Search the records for the string "JSON". Copy each line where it occurs.

*** Opening SOURCE DATA ***

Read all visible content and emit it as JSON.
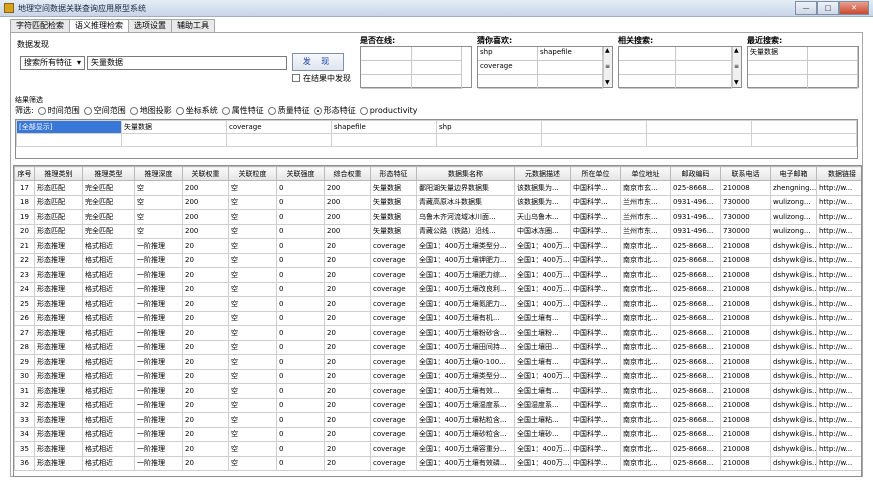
{
  "window": {
    "title": "地理空间数据关联查询应用原型系统",
    "minimize": "—",
    "maximize": "□",
    "close": "✕"
  },
  "tabs": [
    "字符匹配检索",
    "语义推理检索",
    "选项设置",
    "辅助工具"
  ],
  "search": {
    "group_label": "数据发现",
    "field_select": "搜索所有特征",
    "keyword": "矢量数据",
    "send_label": "发 现",
    "within_label": "在结果中发现"
  },
  "related": {
    "is_online_label": "是否在线:",
    "recommend_label": "猜你喜欢:",
    "recommend_items": [
      [
        "shp",
        "shapefile"
      ],
      [
        "coverage",
        ""
      ]
    ],
    "related_search_label": "相关搜索:",
    "recent_label": "最近搜索:",
    "recent_items": [
      "矢量数据"
    ]
  },
  "filter": {
    "section_label": "结果筛选",
    "prefix": "筛选:",
    "options": [
      "时间范围",
      "空间范围",
      "地图投影",
      "坐标系统",
      "属性特征",
      "质量特征",
      "形态特征",
      "productivity"
    ],
    "selected_index": 6
  },
  "results_tags": [
    "[全部显示]",
    "矢量数据",
    "coverage",
    "shapefile",
    "shp"
  ],
  "grid": {
    "columns": [
      "序号",
      "推理类别",
      "推理类型",
      "推理深度",
      "关联权重",
      "关联粒度",
      "关联强度",
      "综合权重",
      "形态特征",
      "数据集名称",
      "元数据描述",
      "所在单位",
      "单位地址",
      "邮政编码",
      "联系电话",
      "电子邮箱",
      "数据链接"
    ],
    "rows": [
      [
        "17",
        "形态匹配",
        "完全匹配",
        "空",
        "200",
        "空",
        "0",
        "200",
        "矢量数据",
        "鄱阳湖矢量边界数据集",
        "该数据集为...",
        "中国科学...",
        "南京市玄...",
        "025-8668...",
        "210008",
        "zhengning...",
        "http://w..."
      ],
      [
        "18",
        "形态匹配",
        "完全匹配",
        "空",
        "200",
        "空",
        "0",
        "200",
        "矢量数据",
        "青藏高原冰斗数据集",
        "该数据集为...",
        "中国科学...",
        "兰州市东...",
        "0931-496...",
        "730000",
        "wulizong...",
        "http://w..."
      ],
      [
        "19",
        "形态匹配",
        "完全匹配",
        "空",
        "200",
        "空",
        "0",
        "200",
        "矢量数据",
        "乌鲁木齐河流域冰川面...",
        "天山乌鲁木...",
        "中国科学...",
        "兰州市东...",
        "0931-496...",
        "730000",
        "wulizong...",
        "http://w..."
      ],
      [
        "20",
        "形态匹配",
        "完全匹配",
        "空",
        "200",
        "空",
        "0",
        "200",
        "矢量数据",
        "青藏公路（铁路）沿线...",
        "中国冰冻圈...",
        "中国科学...",
        "兰州市东...",
        "0931-496...",
        "730000",
        "wulizong...",
        "http://w..."
      ],
      [
        "21",
        "形态推理",
        "格式相近",
        "一阶推理",
        "20",
        "空",
        "0",
        "20",
        "coverage",
        "全国1：400万土壤类型分...",
        "全国1：400万...",
        "中国科学...",
        "南京市北...",
        "025-8668...",
        "210008",
        "dshywk@is...",
        "http://w..."
      ],
      [
        "22",
        "形态推理",
        "格式相近",
        "一阶推理",
        "20",
        "空",
        "0",
        "20",
        "coverage",
        "全国1：400万土壤钾肥力...",
        "全国1：400万...",
        "中国科学...",
        "南京市北...",
        "025-8668...",
        "210008",
        "dshywk@is...",
        "http://w..."
      ],
      [
        "23",
        "形态推理",
        "格式相近",
        "一阶推理",
        "20",
        "空",
        "0",
        "20",
        "coverage",
        "全国1：400万土壤肥力综...",
        "全国1：400万...",
        "中国科学...",
        "南京市北...",
        "025-8668...",
        "210008",
        "dshywk@is...",
        "http://w..."
      ],
      [
        "24",
        "形态推理",
        "格式相近",
        "一阶推理",
        "20",
        "空",
        "0",
        "20",
        "coverage",
        "全国1：400万土壤改良利...",
        "全国1：400万...",
        "中国科学...",
        "南京市北...",
        "025-8668...",
        "210008",
        "dshywk@is...",
        "http://w..."
      ],
      [
        "25",
        "形态推理",
        "格式相近",
        "一阶推理",
        "20",
        "空",
        "0",
        "20",
        "coverage",
        "全国1：400万土壤氮肥力...",
        "全国1：400万...",
        "中国科学...",
        "南京市北...",
        "025-8668...",
        "210008",
        "dshywk@is...",
        "http://w..."
      ],
      [
        "26",
        "形态推理",
        "格式相近",
        "一阶推理",
        "20",
        "空",
        "0",
        "20",
        "coverage",
        "全国1：400万土壤有机...",
        "全国土壤有...",
        "中国科学...",
        "南京市北...",
        "025-8668...",
        "210008",
        "dshywk@is...",
        "http://w..."
      ],
      [
        "27",
        "形态推理",
        "格式相近",
        "一阶推理",
        "20",
        "空",
        "0",
        "20",
        "coverage",
        "全国1：400万土壤粉砂含...",
        "全国土壤粉...",
        "中国科学...",
        "南京市北...",
        "025-8668...",
        "210008",
        "dshywk@is...",
        "http://w..."
      ],
      [
        "28",
        "形态推理",
        "格式相近",
        "一阶推理",
        "20",
        "空",
        "0",
        "20",
        "coverage",
        "全国1：400万土壤田间持...",
        "全国土壤田...",
        "中国科学...",
        "南京市北...",
        "025-8668...",
        "210008",
        "dshywk@is...",
        "http://w..."
      ],
      [
        "29",
        "形态推理",
        "格式相近",
        "一阶推理",
        "20",
        "空",
        "0",
        "20",
        "coverage",
        "全国1：400万土壤0-100...",
        "全国土壤有...",
        "中国科学...",
        "南京市北...",
        "025-8668...",
        "210008",
        "dshywk@is...",
        "http://w..."
      ],
      [
        "30",
        "形态推理",
        "格式相近",
        "一阶推理",
        "20",
        "空",
        "0",
        "20",
        "coverage",
        "全国1：400万土壤类型分...",
        "全国1：400万...",
        "中国科学...",
        "南京市北...",
        "025-8668...",
        "210008",
        "dshywk@is...",
        "http://w..."
      ],
      [
        "31",
        "形态推理",
        "格式相近",
        "一阶推理",
        "20",
        "空",
        "0",
        "20",
        "coverage",
        "全国1：400万土壤有效...",
        "全国土壤有...",
        "中国科学...",
        "南京市北...",
        "025-8668...",
        "210008",
        "dshywk@is...",
        "http://w..."
      ],
      [
        "32",
        "形态推理",
        "格式相近",
        "一阶推理",
        "20",
        "空",
        "0",
        "20",
        "coverage",
        "全国1：400万土壤湿度系...",
        "全国湿度系...",
        "中国科学...",
        "南京市北...",
        "025-8668...",
        "210008",
        "dshywk@is...",
        "http://w..."
      ],
      [
        "33",
        "形态推理",
        "格式相近",
        "一阶推理",
        "20",
        "空",
        "0",
        "20",
        "coverage",
        "全国1：400万土壤粘粒含...",
        "全国土壤粘...",
        "中国科学...",
        "南京市北...",
        "025-8668...",
        "210008",
        "dshywk@is...",
        "http://w..."
      ],
      [
        "34",
        "形态推理",
        "格式相近",
        "一阶推理",
        "20",
        "空",
        "0",
        "20",
        "coverage",
        "全国1：400万土壤砂粒含...",
        "全国土壤砂...",
        "中国科学...",
        "南京市北...",
        "025-8668...",
        "210008",
        "dshywk@is...",
        "http://w..."
      ],
      [
        "35",
        "形态推理",
        "格式相近",
        "一阶推理",
        "20",
        "空",
        "0",
        "20",
        "coverage",
        "全国1：400万土壤容重分...",
        "全国1：400万...",
        "中国科学...",
        "南京市北...",
        "025-8668...",
        "210008",
        "dshywk@is...",
        "http://w..."
      ],
      [
        "36",
        "形态推理",
        "格式相近",
        "一阶推理",
        "20",
        "空",
        "0",
        "20",
        "coverage",
        "全国1：400万土壤有效磷...",
        "全国1：400万...",
        "中国科学...",
        "南京市北...",
        "025-8668...",
        "210008",
        "dshywk@is...",
        "http://w..."
      ]
    ]
  },
  "colors": {
    "selected": "#3a78d8",
    "link": "#1a44aa"
  }
}
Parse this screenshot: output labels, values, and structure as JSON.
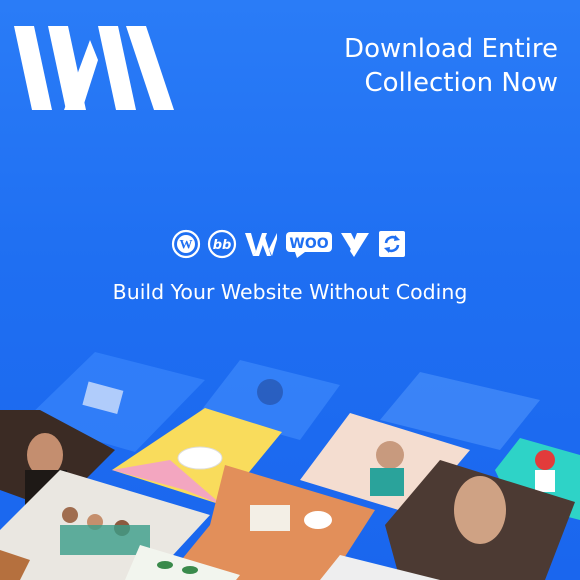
{
  "banner": {
    "brand_logo": "wm-logo",
    "headline_line1": "Download Entire",
    "headline_line2": "Collection Now",
    "tagline": "Build Your Website Without Coding",
    "platform_icons": [
      "wordpress-icon",
      "beaver-builder-icon",
      "wpbakery-icon",
      "woocommerce-icon",
      "visual-composer-icon",
      "updates-icon"
    ],
    "woo_label": "WOO",
    "colors": {
      "background": "#1f6ff2",
      "text": "#ffffff"
    }
  }
}
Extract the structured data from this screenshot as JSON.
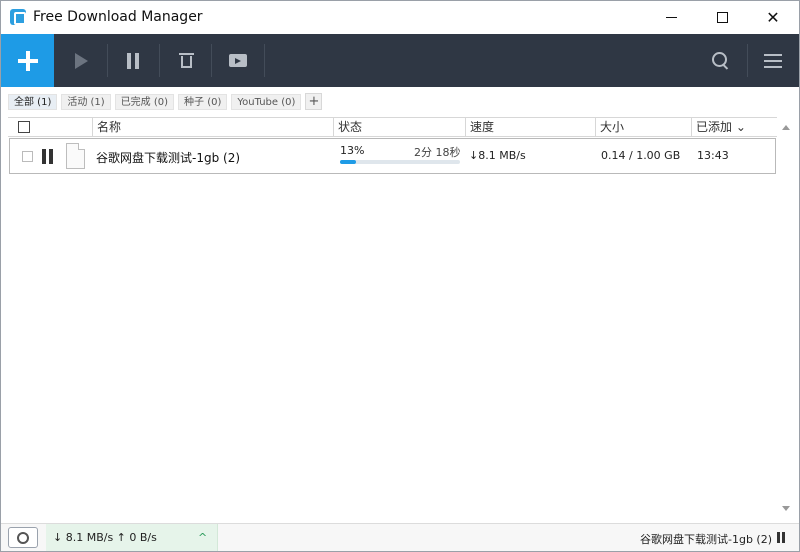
{
  "window": {
    "title": "Free Download Manager",
    "icon": "fdm-app-icon"
  },
  "toolbar": {
    "buttons": [
      {
        "name": "add-download-button",
        "icon": "plus-icon"
      },
      {
        "name": "start-button",
        "icon": "play-icon"
      },
      {
        "name": "pause-all-button",
        "icon": "pause-icon"
      },
      {
        "name": "delete-button",
        "icon": "trash-icon"
      },
      {
        "name": "move-to-folder-button",
        "icon": "folder-move-icon"
      },
      {
        "name": "search-button",
        "icon": "search-icon"
      },
      {
        "name": "main-menu-button",
        "icon": "hamburger-menu-icon"
      }
    ],
    "colors": {
      "background": "#2f3744",
      "accent": "#1e9be6"
    }
  },
  "filters": {
    "tabs": [
      {
        "label": "全部 (1)",
        "active": true
      },
      {
        "label": "活动 (1)",
        "active": false
      },
      {
        "label": "已完成 (0)",
        "active": false
      },
      {
        "label": "种子 (0)",
        "active": false
      },
      {
        "label": "YouTube (0)",
        "active": false
      }
    ],
    "add_label": "+"
  },
  "table": {
    "columns": {
      "name": "名称",
      "status": "状态",
      "speed": "速度",
      "size": "大小",
      "added": "已添加 ⌄"
    },
    "rows": [
      {
        "name": "谷歌网盘下载测试-1gb (2)",
        "progress_label": "13%",
        "progress": 0.13,
        "eta": "2分 18秒",
        "speed": "↓8.1 MB/s",
        "size": "0.14 / 1.00 GB",
        "added": "13:43"
      }
    ]
  },
  "statusbar": {
    "speeds": "↓  8.1 MB/s  ↑ 0 B/s",
    "caret": "^",
    "current_file": "谷歌网盘下载测试-1gb (2)",
    "snail_icon": "snail-speed-mode-icon",
    "accent": "#e6f4ea"
  }
}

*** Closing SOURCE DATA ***

• **ANSWER TO THE EXERCISE**:
Read all visible content and emit it as JSON.
Parse this screenshot: output labels, values, and structure as JSON.
Extract the structured data from this screenshot as JSON.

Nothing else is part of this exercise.